  • Bad breath

  • Fatigue

  • Fever

How to Treat it: In addition to getting plenty of rest and liquids, some other options for treatment or symptom relief6 include:

  • Applying a warm compress over your sinuses

  • Taking steamy showers

  • Saline nasal spray. These sprays can be used to rinse out your nasal passages.

  • Nasal corticosteroids. Corticosteroid sprays and mists, such as fluticasone (Flonase Allergy Relief) and budesonide (Rhinocort Allergy), target swelling, inflammation, and congestion in the nasal passages.

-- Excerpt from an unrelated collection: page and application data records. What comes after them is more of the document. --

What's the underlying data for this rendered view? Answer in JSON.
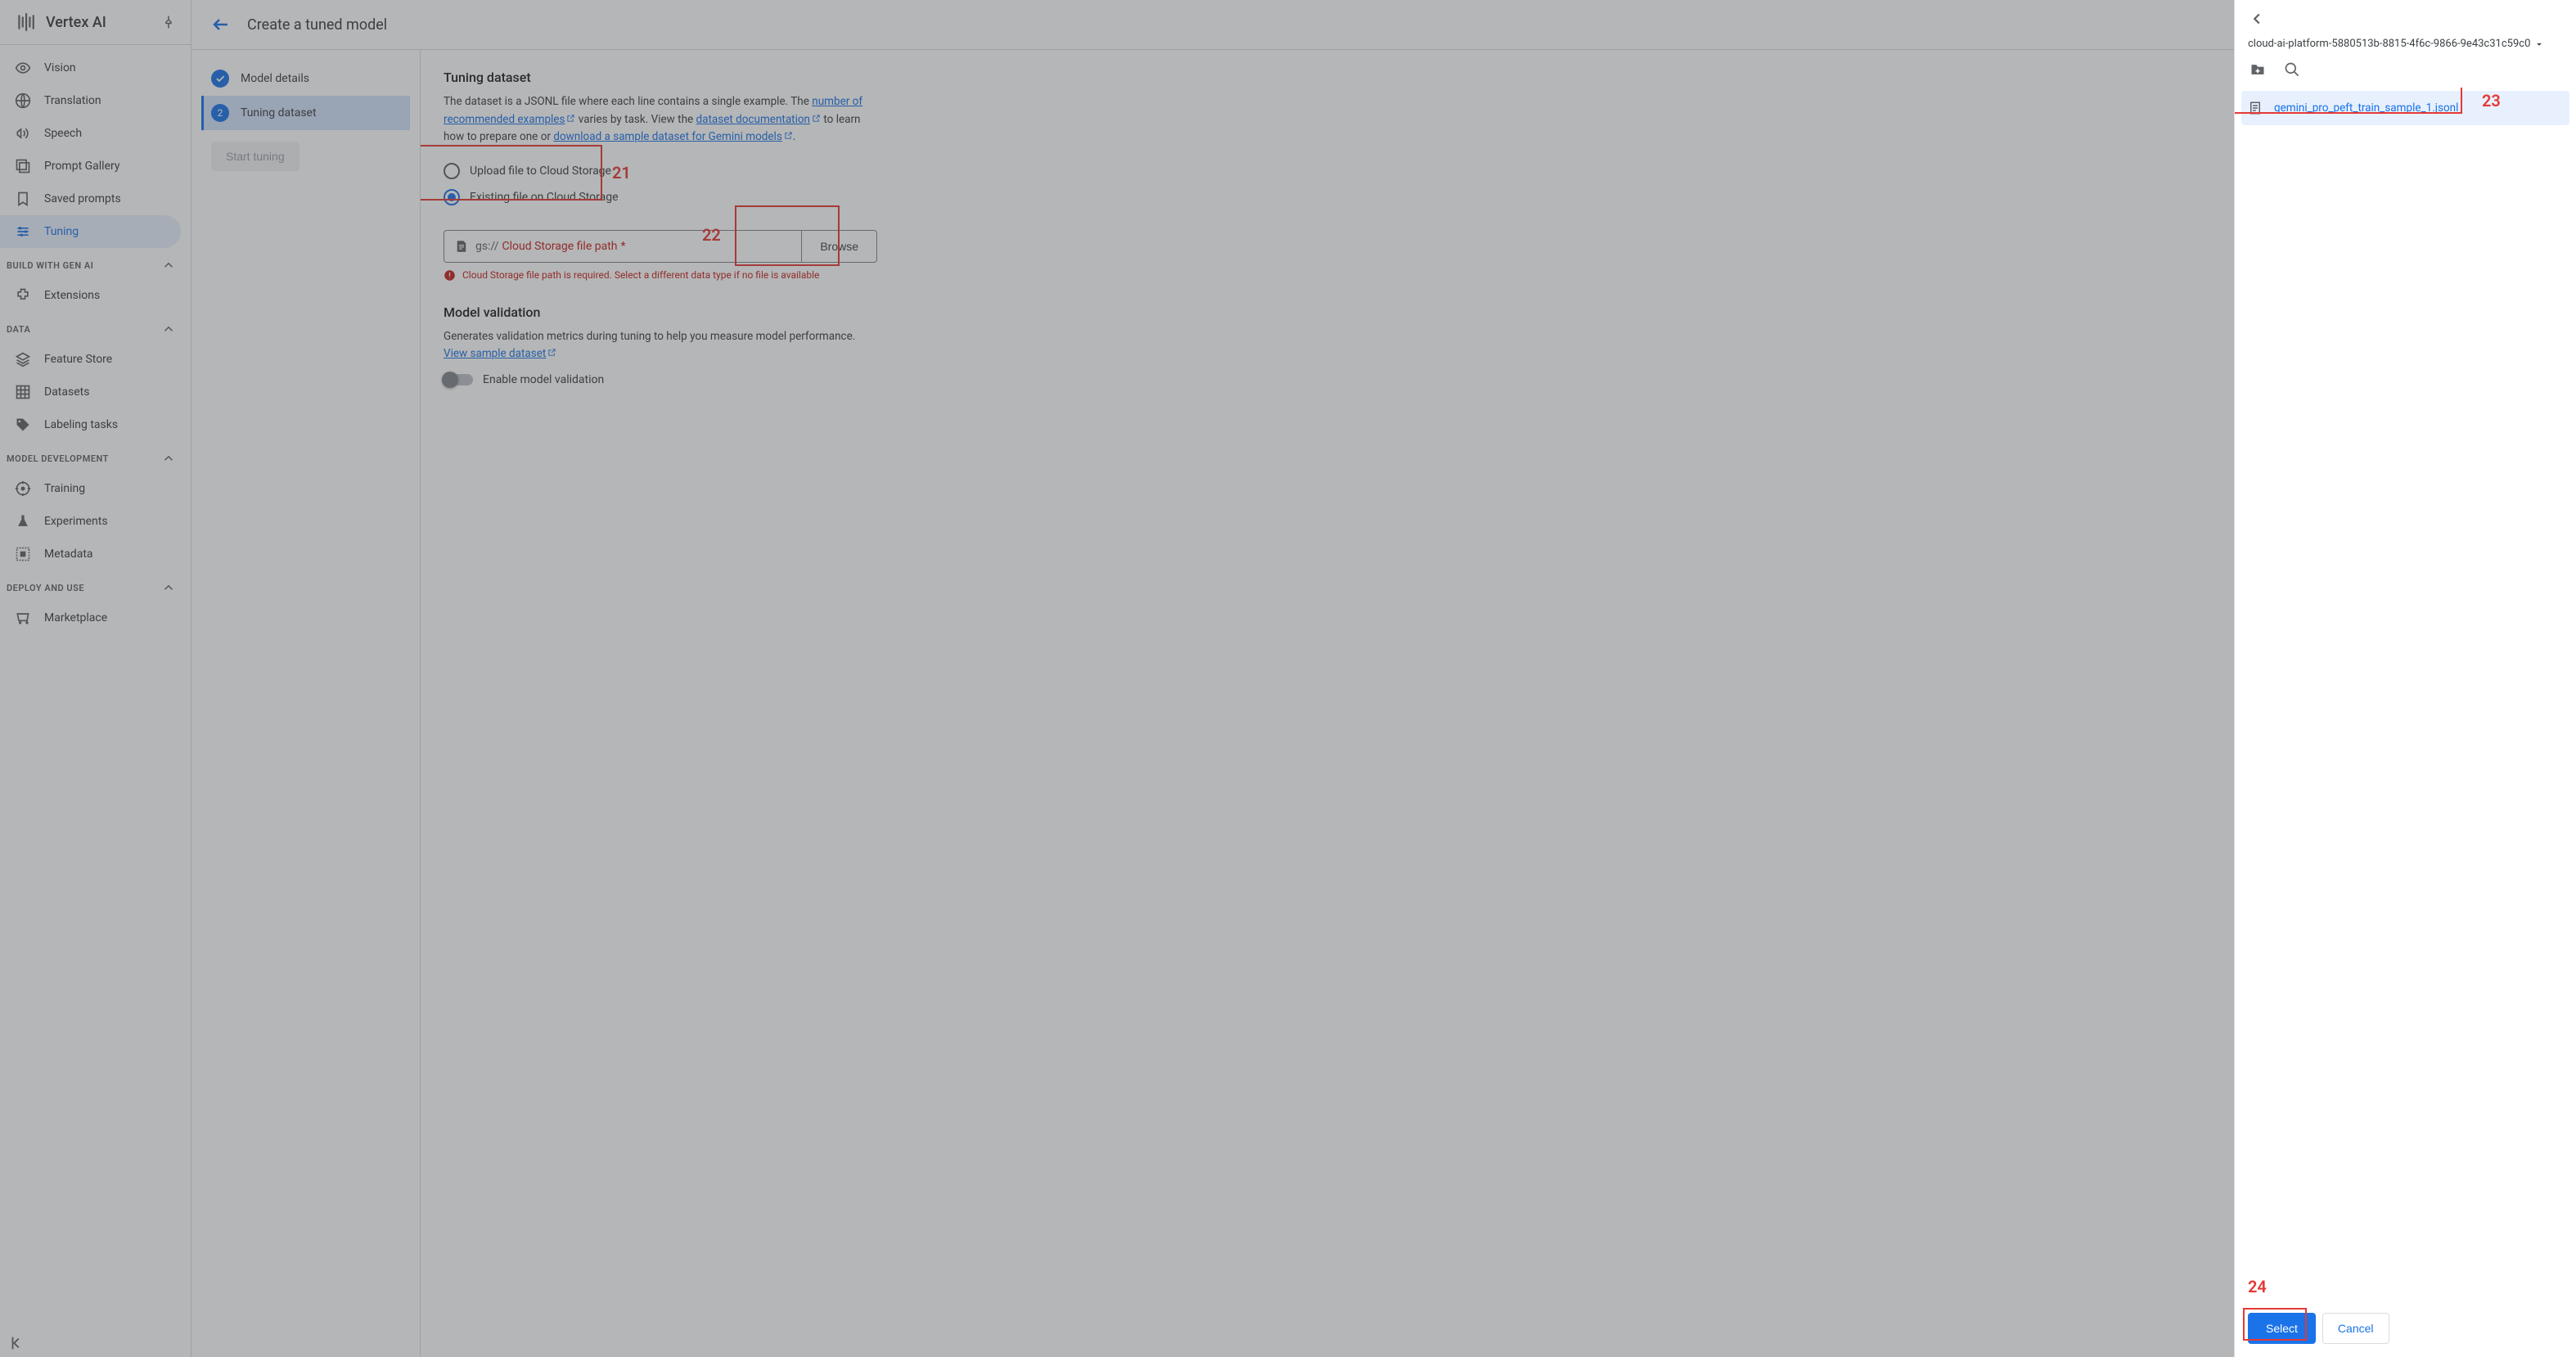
{
  "sidebar": {
    "product_title": "Vertex AI",
    "items_top": [
      {
        "icon": "vision",
        "label": "Vision"
      },
      {
        "icon": "translate",
        "label": "Translation"
      },
      {
        "icon": "speech",
        "label": "Speech"
      },
      {
        "icon": "gallery",
        "label": "Prompt Gallery"
      },
      {
        "icon": "saved",
        "label": "Saved prompts"
      },
      {
        "icon": "tuning",
        "label": "Tuning",
        "active": true
      }
    ],
    "sections": [
      {
        "header": "BUILD WITH GEN AI",
        "items": [
          {
            "icon": "extension",
            "label": "Extensions"
          }
        ]
      },
      {
        "header": "DATA",
        "items": [
          {
            "icon": "feature",
            "label": "Feature Store"
          },
          {
            "icon": "datasets",
            "label": "Datasets"
          },
          {
            "icon": "label",
            "label": "Labeling tasks"
          }
        ]
      },
      {
        "header": "MODEL DEVELOPMENT",
        "items": [
          {
            "icon": "training",
            "label": "Training"
          },
          {
            "icon": "experiments",
            "label": "Experiments"
          },
          {
            "icon": "metadata",
            "label": "Metadata"
          }
        ]
      },
      {
        "header": "DEPLOY AND USE",
        "items": [
          {
            "icon": "marketplace",
            "label": "Marketplace"
          }
        ]
      }
    ]
  },
  "page": {
    "title": "Create a tuned model",
    "steps": [
      {
        "label": "Model details",
        "state": "done"
      },
      {
        "label": "Tuning dataset",
        "state": "current",
        "number": "2"
      }
    ],
    "start_tuning": "Start tuning"
  },
  "tuning": {
    "heading": "Tuning dataset",
    "desc_part1": "The dataset is a JSONL file where each line contains a single example. The ",
    "link_rec": "number of recommended examples",
    "desc_part2": " varies by task. View the ",
    "link_doc": "dataset documentation",
    "desc_part3": " to learn how to prepare one or ",
    "link_sample": "download a sample dataset for Gemini models",
    "desc_part4": ".",
    "radio_upload": "Upload file to Cloud Storage",
    "radio_existing": "Existing file on Cloud Storage",
    "gs_prefix": "gs://",
    "gs_placeholder": "Cloud Storage file path",
    "gs_req": "*",
    "browse": "Browse",
    "error_msg": "Cloud Storage file path is required. Select a different data type if no file is available"
  },
  "validation": {
    "heading": "Model validation",
    "desc": "Generates validation metrics during tuning to help you measure model performance. ",
    "link": "View sample dataset",
    "toggle_label": "Enable model validation"
  },
  "picker": {
    "breadcrumb": "cloud-ai-platform-5880513b-8815-4f6c-9866-9e43c31c59c0",
    "items": [
      {
        "name": "gemini_pro_peft_train_sample_1.jsonl",
        "selected": true
      }
    ],
    "select": "Select",
    "cancel": "Cancel"
  },
  "annotations": {
    "a21": "21",
    "a22": "22",
    "a23": "23",
    "a24": "24"
  }
}
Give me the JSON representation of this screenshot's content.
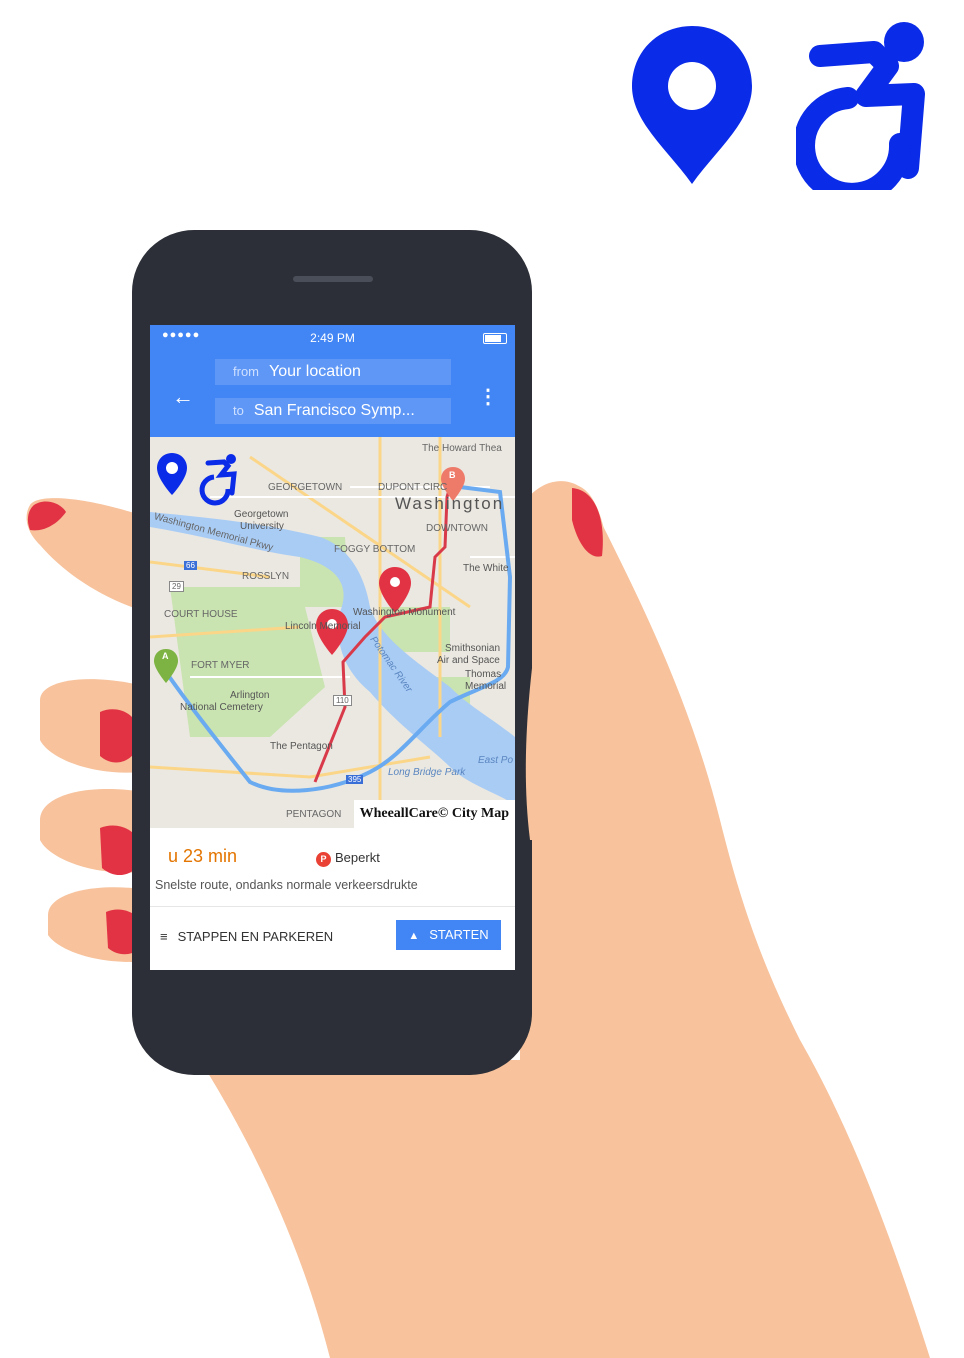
{
  "status_bar": {
    "signal": "●●●●●",
    "time": "2:49 PM"
  },
  "directions": {
    "from_prefix": "from",
    "from_value": "Your location",
    "to_prefix": "to",
    "to_value": "San Francisco Symp..."
  },
  "map": {
    "labels": {
      "howard": "The Howard Thea",
      "georgetown": "GEORGETOWN",
      "georgetown_univ_1": "Georgetown",
      "georgetown_univ_2": "University",
      "dupont": "DUPONT CIRC",
      "washington": "Washington",
      "downtown": "DOWNTOWN",
      "memorial_pkwy": "Washington Memorial Pkwy",
      "foggy_bottom": "FOGGY BOTTOM",
      "rosslyn": "ROSSLYN",
      "white": "The White",
      "courthouse": "COURT HOUSE",
      "monument": "Washington Monument",
      "lincoln": "Lincoln Memorial",
      "smithsonian_1": "Smithsonian",
      "smithsonian_2": "Air and Space",
      "fort_myer": "FORT MYER",
      "thomas_1": "Thomas",
      "thomas_2": "Memorial",
      "potomac": "Potomac River",
      "arlington_1": "Arlington",
      "arlington_2": "National Cemetery",
      "pentagon": "The Pentagon",
      "east": "East Po",
      "bridge_park": "Long Bridge Park",
      "pentagon_city": "PENTAGON",
      "shield_66": "66",
      "shield_29": "29",
      "shield_110": "110",
      "shield_395": "395",
      "marker_a": "A",
      "marker_b": "B"
    },
    "brand": "WheeallCare© City Map"
  },
  "route_card": {
    "duration": "u 23 min",
    "parking_badge": "P",
    "parking": "Beperkt",
    "description": "Snelste route, ondanks normale verkeersdrukte",
    "steps_icon": "≡",
    "steps": "STAPPEN EN PARKEREN",
    "start_icon": "▲",
    "start": "STARTEN"
  },
  "icons": [
    "location-pin-icon",
    "wheelchair-icon"
  ],
  "colors": {
    "brand_blue": "#0a2be8",
    "maps_blue": "#4285f4",
    "route_red": "#d93a4a",
    "route_blue": "#6aaaf0",
    "skin": "#f7c29c",
    "nail": "#e23344"
  }
}
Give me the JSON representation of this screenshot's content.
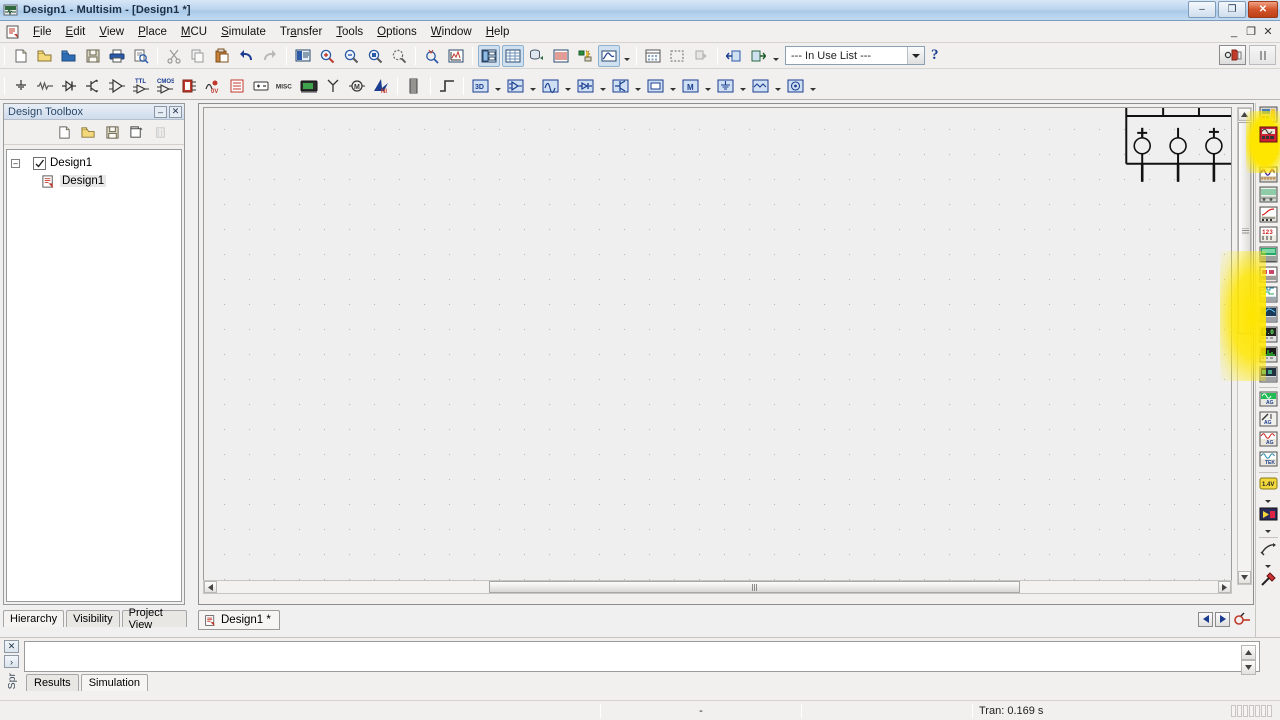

  • OTC decongestants. Oral and nasal decongestants can be very effective for congestion relief, such as Nasal Decongestant. Learn more about congestion and the use of nasal decongestants here.

  • Allergy medications. Antihistamines, such as Allergy Relief, may be helpful for sinusitis caused by allergies. 

  • OTC pain relievers. Pain relievers, like Pain & Fever Relief or ibuprofen (Advil), can be used to relieve fever, aches, and pains.

  • Antibiotics. If your sinus infection is caused by bacteria, your doctor may prescribe you antibiotics. Be skeptical if your provider automatically offers you an antibiotic without first checking to see if you have a viral or bacterial infection.

Prevention Tips: Here are some steps7 you can take to help prevent getting a sinus infection:

  • Stay away from people who have colds or other upper respiratory infections

  • Wash your hands frequently with soap and water. Sanitize your hands often.

  • Keep your allergies under control. If you have allergy symptoms that just won’t go away, work with your healthcare provider to develop a treatment plan.

  • Avoid irritants like smoke and polluted air

  • Try using a humidifier and avoiding dry environments to help prevent your nasal passages from drying out